Alexa, play “Into the New World” by Girl’s Generation. Let me begin this review by stating that Girl’s Generation (also known as SNSD or Sonyeo Sidae) was the first K-Pop group that I ever loved. I started listening to their music in 2009 when I was still in primary school, and when Jessica left the group in 2014, I was stunned.
While Shine is technically a fictional story, there’s no doubt that the characters and events are largely inspired by Jessica’s life. If this book were written by anyone else other than Jessica, I don’t think it would have been as well-received or as entertaining of a read simply because Jessica’s background offers an inside look into the Korean music industry.
SHINE by Jessica Jung
A Korean American teen is thrust into the competitive, technicolor world of K-pop, from Jessica Jung, K-pop legend and former lead singer of Girls Generation.
What would you give for a chance to live your dreams?
For seventeen-year-old Korean American Rachel Kim, the answer is almost everything. Six years ago, she was recruited by DB Entertainment—one of Seoul’s largest K-pop labels, known for churning out some of the world’s most popular stars. The rules are simple: Train 24/7. Be perfect. Don’t date. Easy right?
Not so much. As the dark scandals of an industry bent on controlling and commodifying beautiful girls begin to bubble up, Rachel wonders if she’s strong enough to be a winner, or if she’ll end up crushed… Especially when she begins to develop feelings for K-pop star and DB golden boy Jason Lee. It’s not just that he’s charming, sexy, and ridiculously talented. He’s also the first person who really understands how badly she wants her star to rise.

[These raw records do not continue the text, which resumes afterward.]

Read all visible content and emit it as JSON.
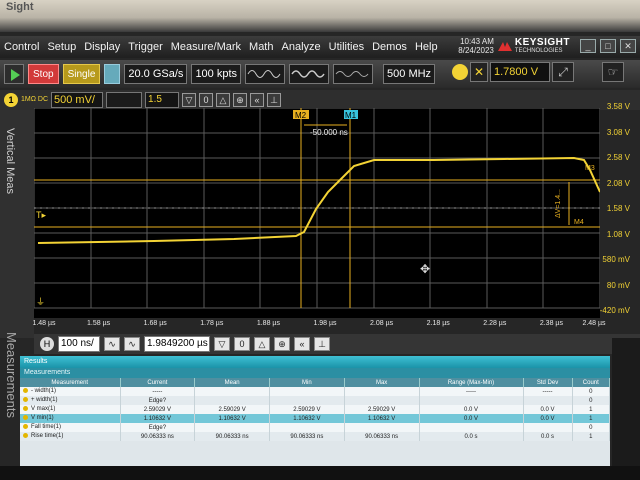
{
  "bezel": {
    "text": "Sight"
  },
  "menu": {
    "items": [
      "Control",
      "Setup",
      "Display",
      "Trigger",
      "Measure/Mark",
      "Math",
      "Analyze",
      "Utilities",
      "Demos",
      "Help"
    ],
    "time": "10:43 AM",
    "date": "8/24/2023",
    "brand": "KEYSIGHT",
    "brand_sub": "TECHNOLOGIES"
  },
  "toolbar": {
    "stop_label": "Stop",
    "single_label": "Single",
    "sample_rate": "20.0 GSa/s",
    "memory_depth": "100 kpts",
    "bandwidth": "500 MHz",
    "trigger_level": "1.7800 V"
  },
  "channel": {
    "number": "1",
    "coupling": "1MΩ DC",
    "scale": "500 mV/",
    "offset": "1.5"
  },
  "left_strip": {
    "vertical_label": "Vertical Meas",
    "measurements_label": "Measurements"
  },
  "graticule": {
    "y_ticks": [
      "3.58 V",
      "3.08 V",
      "2.58 V",
      "2.08 V",
      "1.58 V",
      "1.08 V",
      "580 mV",
      "80 mV",
      "-420 mV"
    ],
    "x_ticks": [
      "1.48 µs",
      "1.58 µs",
      "1.68 µs",
      "1.78 µs",
      "1.88 µs",
      "1.98 µs",
      "2.08 µs",
      "2.18 µs",
      "2.28 µs",
      "2.38 µs",
      "2.48 µs"
    ],
    "marker_m1": "M1",
    "marker_m2": "M2",
    "marker_m3": "M3",
    "marker_m4": "M4",
    "delta_t": "-50.000 ns",
    "delta_v": "ΔV=1.4..."
  },
  "timebase": {
    "scale": "100 ns/",
    "delay": "1.9849200 µs"
  },
  "results": {
    "title": "Results",
    "subtitle": "Measurements",
    "columns": [
      "Measurement",
      "Current",
      "Mean",
      "Min",
      "Max",
      "Range (Max-Min)",
      "Std Dev",
      "Count"
    ],
    "rows": [
      {
        "name": "- width(1)",
        "current": "-----",
        "mean": "",
        "min": "",
        "max": "",
        "range": "-----",
        "std": "-----",
        "count": "0"
      },
      {
        "name": "+ width(1)",
        "current": "Edge?",
        "mean": "",
        "min": "",
        "max": "",
        "range": "",
        "std": "",
        "count": "0"
      },
      {
        "name": "V max(1)",
        "current": "2.59029 V",
        "mean": "2.59029 V",
        "min": "2.59029 V",
        "max": "2.59029 V",
        "range": "0.0 V",
        "std": "0.0 V",
        "count": "1"
      },
      {
        "name": "V min(1)",
        "current": "1.10632 V",
        "mean": "1.10632 V",
        "min": "1.10632 V",
        "max": "1.10632 V",
        "range": "0.0 V",
        "std": "0.0 V",
        "count": "1"
      },
      {
        "name": "Fall time(1)",
        "current": "Edge?",
        "mean": "",
        "min": "",
        "max": "",
        "range": "",
        "std": "",
        "count": "0"
      },
      {
        "name": "Rise time(1)",
        "current": "90.06333 ns",
        "mean": "90.06333 ns",
        "min": "90.06333 ns",
        "max": "90.06333 ns",
        "range": "0.0 s",
        "std": "0.0 s",
        "count": "1"
      }
    ]
  },
  "colors": {
    "trace": "#f3d335",
    "accent": "#22a6bd",
    "stop": "#d23a3a"
  }
}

Content/Trigger Warnings: bullying, dieting, fatphobia, calorie-counting, body-shaming, drugging, emotional manipulation
Shine follows Rachel Kim, a 17-year-old Korean American trainee under Seoul’s largest K-Pop label, DB Entertainment. Just from the synopsis, you can find immediate parallels between Rachel and Jessica who was one of the Korean American members of Girl’s Generation under SM entertainment.
I went into this book with fairly low expectations mainly because I’m always wary of books written by celebrities, but the discussions of K-Pop’s darker side were really interesting to read, mainly because I’m a K-Pop fan myself but also because I was trying to find ties between Rachel’s life and Jessica’s.
Through Rachel, we’re exposed to the unforgiving life of a K-pop trainee from strict diet expectations where gaining 1kg could have you publicly shamed, competition among trainees looking to debut, sponsorships AKA sexual relations between trainees and company executives, double standards between female and male idols, and more.
The writing itself was very easy to read which I wasn’t too surprised by since the book had been edited by Kat Cho, author of Wicked Fox. However, I will admit that this is a very frustrating book from the immense girl-on-girl hate and bullying with Mina, another trainee, and whirlwind romance with Jason, Rachel’s love-interest.
It’s easy to forget how K-Pop artists’ images, music, everything?? are carefully curated by the label executives, and this book ~shines~ a light on how toxic the environment can be. With Mina, I kept speculating whether Jessica was bullied like Rachel, similar to how Mina in AOA was bullied by the leader Jimin.
The romance between Rachel and Jason wasn’t my favorite mainly because he was such an irresponsible and flakey love interest to read about but that was a major plot point to show the double standards between expectations of male idols in the industry to their female counterparts.
Truthfully, I mainly picked up this book to see whether Jessica revealed anything interesting about her experience (and eventual departure) from Girl’s Generation, and Rachel’s story revealed the brutal nature of achieving success in the industry. There are several scenes in this book that feel very over-the-top, but as a whole, this was an entertaining read that I would recommend to other K-Pop fans.